## Exercise requirements
Return each line of the records holding the string "iconEmoji".

## Stored data entries
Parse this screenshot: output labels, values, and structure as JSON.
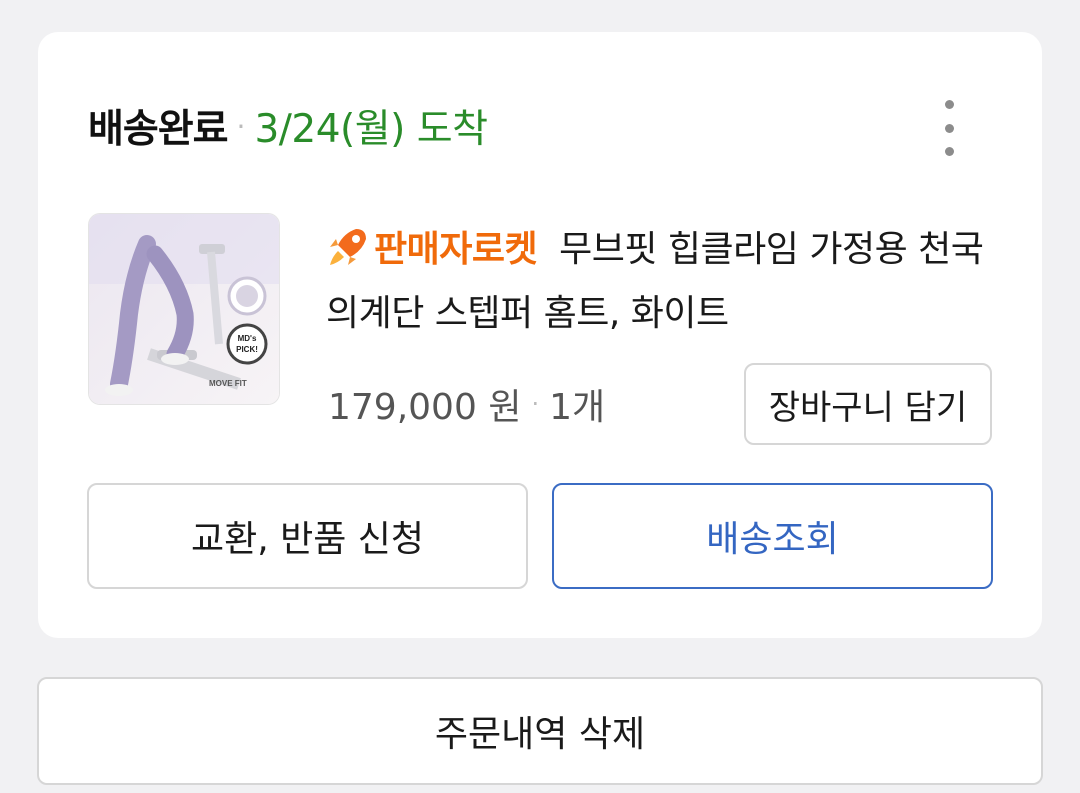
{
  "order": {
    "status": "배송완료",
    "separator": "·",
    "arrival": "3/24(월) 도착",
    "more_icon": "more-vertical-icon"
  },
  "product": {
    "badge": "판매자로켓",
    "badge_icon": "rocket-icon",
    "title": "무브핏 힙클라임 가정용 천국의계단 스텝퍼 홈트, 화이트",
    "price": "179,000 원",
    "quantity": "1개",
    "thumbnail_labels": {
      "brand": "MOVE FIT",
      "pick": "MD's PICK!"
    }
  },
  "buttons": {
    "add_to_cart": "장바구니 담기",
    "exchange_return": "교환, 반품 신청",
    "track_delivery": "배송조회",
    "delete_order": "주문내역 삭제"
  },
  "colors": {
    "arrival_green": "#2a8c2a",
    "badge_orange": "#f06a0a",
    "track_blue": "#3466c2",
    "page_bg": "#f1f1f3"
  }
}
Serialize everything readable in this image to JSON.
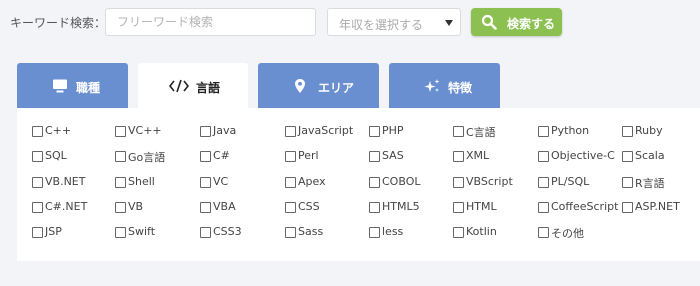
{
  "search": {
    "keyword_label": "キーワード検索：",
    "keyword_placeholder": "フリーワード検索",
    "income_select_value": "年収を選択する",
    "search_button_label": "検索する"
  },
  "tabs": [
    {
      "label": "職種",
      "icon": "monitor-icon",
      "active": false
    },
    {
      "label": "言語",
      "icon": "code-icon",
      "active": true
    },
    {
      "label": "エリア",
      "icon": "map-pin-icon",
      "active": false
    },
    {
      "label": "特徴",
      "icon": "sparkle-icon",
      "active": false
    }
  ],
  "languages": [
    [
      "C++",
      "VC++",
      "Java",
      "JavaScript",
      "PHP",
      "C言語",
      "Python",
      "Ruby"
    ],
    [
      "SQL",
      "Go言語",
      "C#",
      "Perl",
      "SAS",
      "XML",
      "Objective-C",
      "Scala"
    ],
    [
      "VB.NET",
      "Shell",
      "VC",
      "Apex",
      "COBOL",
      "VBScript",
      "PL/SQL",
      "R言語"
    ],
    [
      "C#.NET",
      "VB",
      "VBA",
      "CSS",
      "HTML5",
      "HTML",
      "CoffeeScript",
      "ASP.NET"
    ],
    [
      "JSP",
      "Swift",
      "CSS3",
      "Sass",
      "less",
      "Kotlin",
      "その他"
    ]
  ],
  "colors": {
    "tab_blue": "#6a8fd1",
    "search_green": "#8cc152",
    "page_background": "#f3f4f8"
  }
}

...

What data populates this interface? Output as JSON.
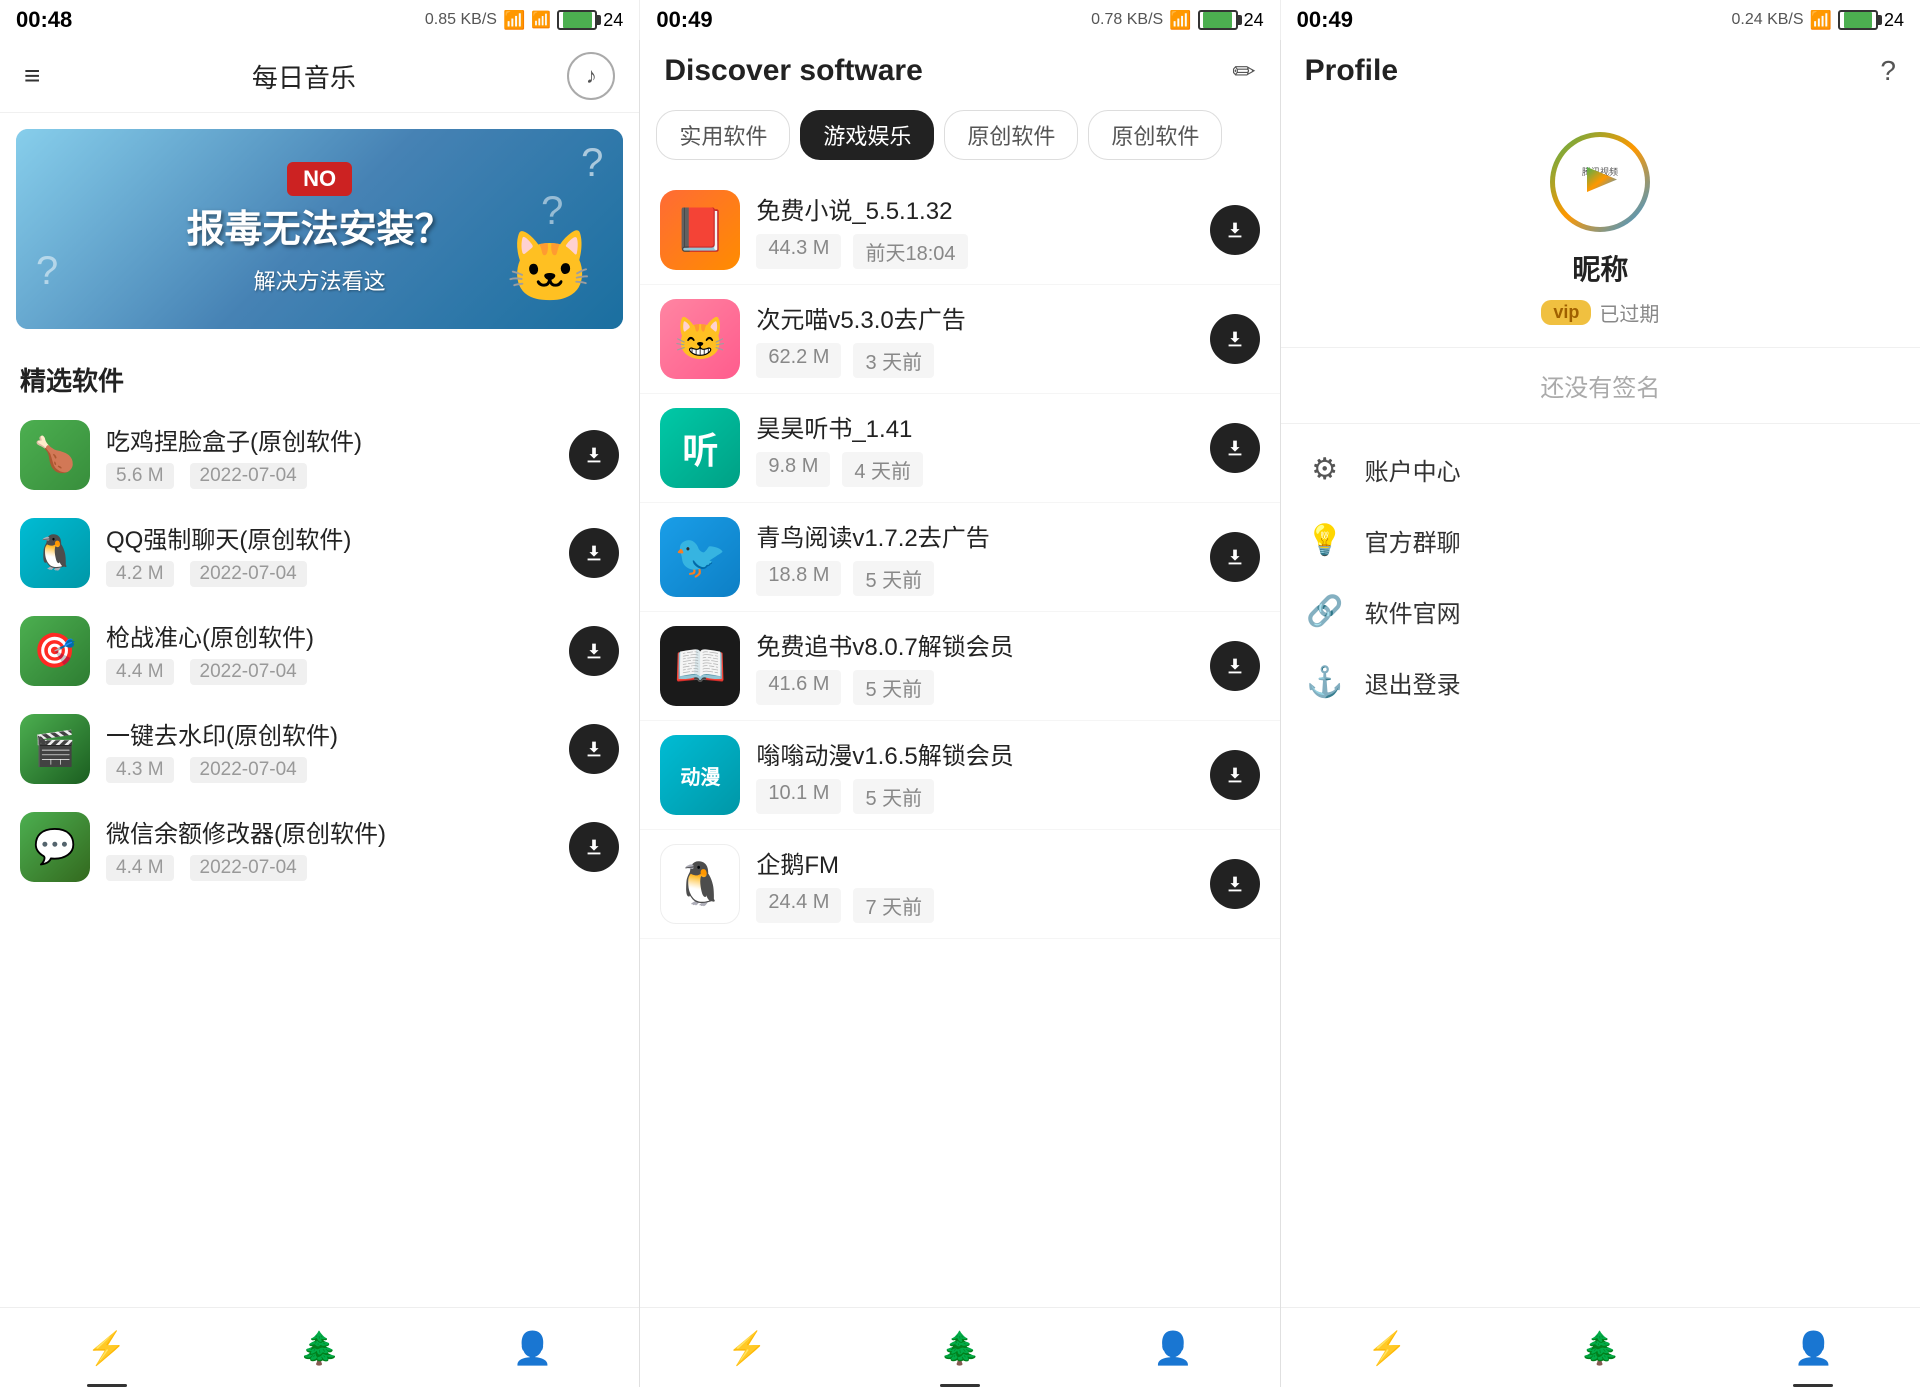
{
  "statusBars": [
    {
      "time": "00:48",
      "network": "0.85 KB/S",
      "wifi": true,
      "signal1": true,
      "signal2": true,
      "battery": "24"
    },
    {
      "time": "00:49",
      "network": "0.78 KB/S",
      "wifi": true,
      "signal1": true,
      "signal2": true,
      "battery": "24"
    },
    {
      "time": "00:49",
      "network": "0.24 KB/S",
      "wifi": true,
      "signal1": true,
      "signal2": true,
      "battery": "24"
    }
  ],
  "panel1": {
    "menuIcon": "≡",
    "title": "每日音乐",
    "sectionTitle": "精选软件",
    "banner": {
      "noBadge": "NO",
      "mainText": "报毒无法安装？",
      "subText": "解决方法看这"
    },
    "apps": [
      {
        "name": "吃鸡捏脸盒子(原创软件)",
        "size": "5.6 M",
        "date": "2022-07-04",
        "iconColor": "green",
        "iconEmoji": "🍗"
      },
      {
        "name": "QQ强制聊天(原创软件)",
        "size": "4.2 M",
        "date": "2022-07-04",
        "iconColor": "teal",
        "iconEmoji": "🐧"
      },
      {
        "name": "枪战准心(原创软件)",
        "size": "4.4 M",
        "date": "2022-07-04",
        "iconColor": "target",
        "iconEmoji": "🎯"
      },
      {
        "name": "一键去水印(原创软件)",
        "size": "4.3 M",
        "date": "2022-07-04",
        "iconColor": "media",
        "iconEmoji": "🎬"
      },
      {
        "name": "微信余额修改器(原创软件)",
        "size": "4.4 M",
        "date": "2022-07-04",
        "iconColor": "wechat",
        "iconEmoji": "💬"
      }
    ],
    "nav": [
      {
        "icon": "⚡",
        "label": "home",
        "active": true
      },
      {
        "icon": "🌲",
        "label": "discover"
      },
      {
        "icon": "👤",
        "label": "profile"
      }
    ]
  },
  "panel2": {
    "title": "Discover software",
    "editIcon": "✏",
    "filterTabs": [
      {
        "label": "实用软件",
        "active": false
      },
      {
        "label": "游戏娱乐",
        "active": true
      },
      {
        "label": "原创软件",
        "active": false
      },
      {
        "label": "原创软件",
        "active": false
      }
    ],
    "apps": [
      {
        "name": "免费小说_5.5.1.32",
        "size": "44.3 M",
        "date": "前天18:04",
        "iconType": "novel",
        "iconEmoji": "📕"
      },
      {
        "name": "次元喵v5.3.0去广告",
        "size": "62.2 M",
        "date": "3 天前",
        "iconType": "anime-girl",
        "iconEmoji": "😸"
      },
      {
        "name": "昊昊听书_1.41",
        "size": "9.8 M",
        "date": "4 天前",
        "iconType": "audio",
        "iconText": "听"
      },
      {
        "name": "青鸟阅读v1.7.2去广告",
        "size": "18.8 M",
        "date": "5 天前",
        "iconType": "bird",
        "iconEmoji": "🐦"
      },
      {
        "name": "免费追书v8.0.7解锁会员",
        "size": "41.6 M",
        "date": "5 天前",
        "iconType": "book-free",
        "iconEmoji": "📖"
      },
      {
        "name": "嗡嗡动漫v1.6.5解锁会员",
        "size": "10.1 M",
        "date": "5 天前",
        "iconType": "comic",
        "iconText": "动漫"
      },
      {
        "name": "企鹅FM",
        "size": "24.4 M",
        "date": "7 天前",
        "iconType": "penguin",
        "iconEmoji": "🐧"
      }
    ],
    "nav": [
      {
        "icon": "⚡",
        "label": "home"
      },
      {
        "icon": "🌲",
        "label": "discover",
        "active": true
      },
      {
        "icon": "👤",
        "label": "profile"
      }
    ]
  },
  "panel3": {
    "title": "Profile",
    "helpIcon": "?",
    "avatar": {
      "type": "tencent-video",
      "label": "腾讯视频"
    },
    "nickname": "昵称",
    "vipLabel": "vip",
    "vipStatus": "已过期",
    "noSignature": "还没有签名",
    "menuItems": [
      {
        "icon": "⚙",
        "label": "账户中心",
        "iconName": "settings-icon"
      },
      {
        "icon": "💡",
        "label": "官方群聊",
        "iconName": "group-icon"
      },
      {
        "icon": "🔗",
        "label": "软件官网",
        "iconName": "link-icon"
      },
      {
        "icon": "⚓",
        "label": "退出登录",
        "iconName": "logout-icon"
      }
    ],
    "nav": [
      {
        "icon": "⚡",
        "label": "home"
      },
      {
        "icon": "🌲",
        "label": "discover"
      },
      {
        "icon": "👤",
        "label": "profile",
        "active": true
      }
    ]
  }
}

## Answer box
        "iconEmoji": "🍗"
        "iconEmoji": "🐧"
        "iconEmoji": "🎯"
        "iconEmoji": "🎬"
        "iconEmoji": "💬"
        "iconEmoji": "📕"
        "iconEmoji": "😸"
        "iconEmoji": "🐦"
        "iconEmoji": "📖"
        "iconEmoji": "🐧"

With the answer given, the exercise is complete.